■ DATASET EXTRACT:
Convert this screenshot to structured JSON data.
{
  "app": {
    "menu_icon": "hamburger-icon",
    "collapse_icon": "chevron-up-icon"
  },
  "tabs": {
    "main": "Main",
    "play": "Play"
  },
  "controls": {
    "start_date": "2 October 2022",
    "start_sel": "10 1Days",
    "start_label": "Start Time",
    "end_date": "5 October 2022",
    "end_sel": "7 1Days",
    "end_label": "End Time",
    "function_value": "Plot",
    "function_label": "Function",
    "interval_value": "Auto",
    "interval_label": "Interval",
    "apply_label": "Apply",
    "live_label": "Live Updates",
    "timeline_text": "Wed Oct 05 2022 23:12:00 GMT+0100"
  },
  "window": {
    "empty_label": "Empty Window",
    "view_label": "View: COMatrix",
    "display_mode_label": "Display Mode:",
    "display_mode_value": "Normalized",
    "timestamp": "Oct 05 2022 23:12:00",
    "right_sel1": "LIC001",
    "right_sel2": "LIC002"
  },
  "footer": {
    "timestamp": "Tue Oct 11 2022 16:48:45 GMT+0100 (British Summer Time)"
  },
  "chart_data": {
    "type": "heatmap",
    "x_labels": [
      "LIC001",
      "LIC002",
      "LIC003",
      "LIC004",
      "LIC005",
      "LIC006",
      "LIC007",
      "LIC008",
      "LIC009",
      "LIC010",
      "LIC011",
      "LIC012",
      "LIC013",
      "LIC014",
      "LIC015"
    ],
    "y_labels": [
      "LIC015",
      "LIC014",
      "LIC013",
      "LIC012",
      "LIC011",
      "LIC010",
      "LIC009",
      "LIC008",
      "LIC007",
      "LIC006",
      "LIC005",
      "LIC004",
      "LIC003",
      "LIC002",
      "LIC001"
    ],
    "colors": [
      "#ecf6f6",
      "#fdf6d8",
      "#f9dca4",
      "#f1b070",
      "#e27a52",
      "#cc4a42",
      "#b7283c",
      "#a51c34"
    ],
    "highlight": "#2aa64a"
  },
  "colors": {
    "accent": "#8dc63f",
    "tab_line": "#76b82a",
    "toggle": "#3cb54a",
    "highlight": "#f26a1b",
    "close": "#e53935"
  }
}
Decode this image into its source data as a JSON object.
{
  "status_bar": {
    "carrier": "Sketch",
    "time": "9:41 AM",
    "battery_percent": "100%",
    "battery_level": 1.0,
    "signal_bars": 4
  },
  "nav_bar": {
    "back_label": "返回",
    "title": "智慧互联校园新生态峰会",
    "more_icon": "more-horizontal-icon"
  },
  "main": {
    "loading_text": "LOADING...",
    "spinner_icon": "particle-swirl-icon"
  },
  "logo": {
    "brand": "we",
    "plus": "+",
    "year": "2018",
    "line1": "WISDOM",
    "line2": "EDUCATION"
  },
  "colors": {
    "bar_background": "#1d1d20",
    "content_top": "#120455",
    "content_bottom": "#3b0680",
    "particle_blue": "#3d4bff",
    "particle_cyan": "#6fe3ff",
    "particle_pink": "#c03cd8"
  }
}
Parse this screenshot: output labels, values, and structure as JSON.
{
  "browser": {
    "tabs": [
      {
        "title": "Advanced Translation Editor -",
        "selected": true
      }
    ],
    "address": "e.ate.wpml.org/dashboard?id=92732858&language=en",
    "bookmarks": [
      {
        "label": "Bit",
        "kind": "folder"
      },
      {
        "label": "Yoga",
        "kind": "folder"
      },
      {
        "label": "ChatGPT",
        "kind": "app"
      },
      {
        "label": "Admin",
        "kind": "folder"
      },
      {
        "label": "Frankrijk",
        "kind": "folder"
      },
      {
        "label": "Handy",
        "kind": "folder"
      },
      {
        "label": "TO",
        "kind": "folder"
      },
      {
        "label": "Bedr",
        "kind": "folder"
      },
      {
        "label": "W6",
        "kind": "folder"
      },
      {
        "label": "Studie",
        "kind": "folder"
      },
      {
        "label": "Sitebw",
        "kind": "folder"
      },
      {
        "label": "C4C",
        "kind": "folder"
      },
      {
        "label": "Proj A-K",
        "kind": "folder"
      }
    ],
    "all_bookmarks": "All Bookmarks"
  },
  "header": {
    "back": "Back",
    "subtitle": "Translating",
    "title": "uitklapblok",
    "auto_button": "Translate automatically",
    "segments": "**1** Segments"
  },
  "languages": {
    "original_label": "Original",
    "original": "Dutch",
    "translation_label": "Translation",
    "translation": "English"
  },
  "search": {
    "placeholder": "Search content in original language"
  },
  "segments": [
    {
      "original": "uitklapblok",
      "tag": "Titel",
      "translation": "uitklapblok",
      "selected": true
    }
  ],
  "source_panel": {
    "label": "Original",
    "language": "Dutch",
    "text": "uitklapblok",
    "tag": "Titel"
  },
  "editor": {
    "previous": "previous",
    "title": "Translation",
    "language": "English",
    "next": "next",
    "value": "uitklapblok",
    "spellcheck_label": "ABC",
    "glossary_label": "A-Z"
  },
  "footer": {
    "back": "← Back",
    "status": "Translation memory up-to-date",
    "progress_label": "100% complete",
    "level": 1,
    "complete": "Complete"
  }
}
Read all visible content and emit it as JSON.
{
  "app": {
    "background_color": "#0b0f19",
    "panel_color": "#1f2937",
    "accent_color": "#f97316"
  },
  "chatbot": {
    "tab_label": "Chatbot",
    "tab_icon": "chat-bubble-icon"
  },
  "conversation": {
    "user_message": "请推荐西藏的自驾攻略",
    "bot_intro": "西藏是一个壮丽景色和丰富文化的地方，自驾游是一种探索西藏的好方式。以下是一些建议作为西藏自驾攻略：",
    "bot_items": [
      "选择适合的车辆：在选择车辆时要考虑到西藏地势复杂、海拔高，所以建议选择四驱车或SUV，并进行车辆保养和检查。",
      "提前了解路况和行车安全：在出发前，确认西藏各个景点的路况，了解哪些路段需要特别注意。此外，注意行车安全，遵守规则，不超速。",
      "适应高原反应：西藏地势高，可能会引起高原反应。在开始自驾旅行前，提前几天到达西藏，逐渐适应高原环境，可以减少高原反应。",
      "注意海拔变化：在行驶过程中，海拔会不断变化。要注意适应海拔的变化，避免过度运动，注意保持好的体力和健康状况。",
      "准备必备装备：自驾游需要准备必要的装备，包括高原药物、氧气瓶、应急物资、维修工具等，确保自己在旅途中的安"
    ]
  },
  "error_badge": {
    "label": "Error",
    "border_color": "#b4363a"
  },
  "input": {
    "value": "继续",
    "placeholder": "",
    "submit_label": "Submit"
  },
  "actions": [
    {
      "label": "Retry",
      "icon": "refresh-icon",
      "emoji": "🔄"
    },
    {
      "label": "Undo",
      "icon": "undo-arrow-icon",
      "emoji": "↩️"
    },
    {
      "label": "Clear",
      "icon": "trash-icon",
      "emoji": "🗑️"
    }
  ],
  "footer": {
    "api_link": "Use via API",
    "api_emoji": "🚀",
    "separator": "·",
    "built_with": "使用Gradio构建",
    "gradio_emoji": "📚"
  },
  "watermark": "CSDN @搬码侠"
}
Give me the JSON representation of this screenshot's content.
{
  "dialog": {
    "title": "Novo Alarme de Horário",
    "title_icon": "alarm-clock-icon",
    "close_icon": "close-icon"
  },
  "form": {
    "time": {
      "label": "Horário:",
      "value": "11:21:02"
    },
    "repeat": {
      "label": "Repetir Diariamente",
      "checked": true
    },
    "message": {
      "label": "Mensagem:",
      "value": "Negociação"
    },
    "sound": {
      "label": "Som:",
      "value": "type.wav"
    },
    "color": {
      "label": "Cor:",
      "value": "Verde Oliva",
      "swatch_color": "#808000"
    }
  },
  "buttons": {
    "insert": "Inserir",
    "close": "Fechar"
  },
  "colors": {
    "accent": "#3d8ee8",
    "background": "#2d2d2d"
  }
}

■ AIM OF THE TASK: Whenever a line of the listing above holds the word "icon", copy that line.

■ RESPONSE TO THIS EXERCISE:
    "menu_icon": "hamburger-icon",
    "collapse_icon": "chevron-up-icon"
    "more_icon": "more-horizontal-icon"
    "spinner_icon": "particle-swirl-icon"
    "tab_icon": "chat-bubble-icon"
      "icon": "refresh-icon",
      "icon": "undo-arrow-icon",
      "icon": "trash-icon",
    "title_icon": "alarm-clock-icon",
    "close_icon": "close-icon"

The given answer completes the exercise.